Andrew, the brother of Simon Peter, said to him, "There is a boy here who has five barley loaves and two fish; but what good are these for so many?" Jesus said, "Have the people recline." Now there was a great deal of grass in that place. So the men reclined, about five thousand in number. Then Jesus took the loaves, gave thanks, and distributed them to those who were reclining, and also as much of the fish as they wanted. John 6:8-11
Piety is a process. It is being fed, feeding and searching out Christ in all that we do. Christ gave us his love before we were born. He came to us by our baptism to dwell with us as long as we live. He grows in his presence in us by our sharing Eucharist. He comes to us even as we come to him by Eucharist. We give away Christ to be fed by Christ. He comes to our emptiness. He gives himself to our family and friends by our good actions.

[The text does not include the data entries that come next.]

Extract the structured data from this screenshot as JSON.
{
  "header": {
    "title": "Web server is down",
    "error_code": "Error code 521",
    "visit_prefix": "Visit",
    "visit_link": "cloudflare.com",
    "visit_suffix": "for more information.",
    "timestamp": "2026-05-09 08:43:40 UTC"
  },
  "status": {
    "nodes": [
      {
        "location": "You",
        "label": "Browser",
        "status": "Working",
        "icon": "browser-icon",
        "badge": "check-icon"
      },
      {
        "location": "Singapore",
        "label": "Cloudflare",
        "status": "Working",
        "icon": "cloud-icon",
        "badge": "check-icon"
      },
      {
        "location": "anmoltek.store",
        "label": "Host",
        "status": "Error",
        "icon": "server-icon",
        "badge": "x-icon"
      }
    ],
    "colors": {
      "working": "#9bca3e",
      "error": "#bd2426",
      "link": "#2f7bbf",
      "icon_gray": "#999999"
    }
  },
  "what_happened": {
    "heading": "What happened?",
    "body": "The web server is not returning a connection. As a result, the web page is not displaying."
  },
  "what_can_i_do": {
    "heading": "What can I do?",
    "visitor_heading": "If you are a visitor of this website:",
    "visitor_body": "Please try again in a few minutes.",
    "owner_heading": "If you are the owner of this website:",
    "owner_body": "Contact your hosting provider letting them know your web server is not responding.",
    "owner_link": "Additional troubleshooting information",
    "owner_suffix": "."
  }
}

Piety is Christ alive in us by what we are saying and doing. Only our emptiness is big enough for Christ. He comes to us by our need of others and identifies with us so that what others do for us they can do for Christ. The miracle of Eucharist is love expressed by what we do for others. Christ is as big as our love of one another. He would become us so that we would know how to be one with God in our oneness with Christ.

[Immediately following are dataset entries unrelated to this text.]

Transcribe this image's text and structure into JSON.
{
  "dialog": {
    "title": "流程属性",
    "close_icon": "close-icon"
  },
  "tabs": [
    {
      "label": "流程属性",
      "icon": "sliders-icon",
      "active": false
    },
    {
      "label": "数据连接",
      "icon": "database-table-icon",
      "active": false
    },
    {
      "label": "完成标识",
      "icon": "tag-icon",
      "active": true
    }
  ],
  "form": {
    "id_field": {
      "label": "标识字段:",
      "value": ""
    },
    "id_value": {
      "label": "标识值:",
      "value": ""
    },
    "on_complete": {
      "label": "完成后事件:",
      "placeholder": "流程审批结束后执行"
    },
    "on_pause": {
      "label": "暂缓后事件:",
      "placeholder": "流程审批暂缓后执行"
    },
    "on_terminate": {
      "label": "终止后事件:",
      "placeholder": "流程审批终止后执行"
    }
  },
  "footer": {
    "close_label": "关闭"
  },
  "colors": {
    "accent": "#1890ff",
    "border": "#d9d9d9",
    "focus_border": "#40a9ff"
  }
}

The multiplication of the loaves and fishes sets us up for believing in the possibility of Eucharist. When Christ challenges his apostles to believe in his being able to give of his body and blood to eat and to drink he loses some of his disciples because they are repelled by the thought of having Christ as the food of life. That God could love us so much that he would want to be one of us challenges us to love God so much that we would be willing to be all Jesus to our world. It is not too hard to say that when you see me you see Christ. It is how we see Christ in ourselves that makes it possible to give Christ by being ourselves in his name. We thus live in a manner worthy of the call of Christ. Humility and gentleness is the ticket to heaven. We bear with one another by love. We learn through love to preserve the unity of the spirit. Our call is to one Lord, one faith and one baptism. Christ brings us to his Father. We learn by studying how to stay with the Father.

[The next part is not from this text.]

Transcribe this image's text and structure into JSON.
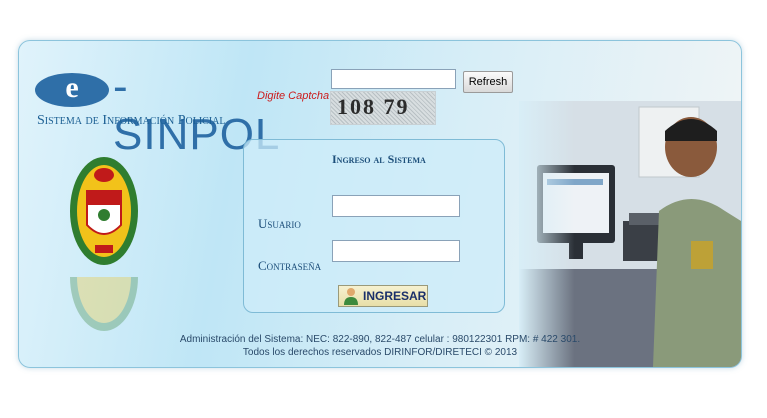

We go out of our way to put the best possible interpretation on what others say and do. We open up our hearts to be generous in our giving to their needs. The miracle of the loaves and the fishes teaches us to give beyond our means. It is thus we discover how God can fill up the difference between what we do and what is needed. God inspires others to step into our task when we invite him to make up the difference between what we do and what needs doing. Impossible tasks become our specialty because we enjoy seeing what God accomplishes when we invite him to use our weaknesses. The multiplication of the loaves and the fishes is our template and we embark on tasks that are impossible without the help of God. When our task is accomplished, it behooves us like Christ to go apart and to thank God for making the impossible possible to us by our dependence on the Lord.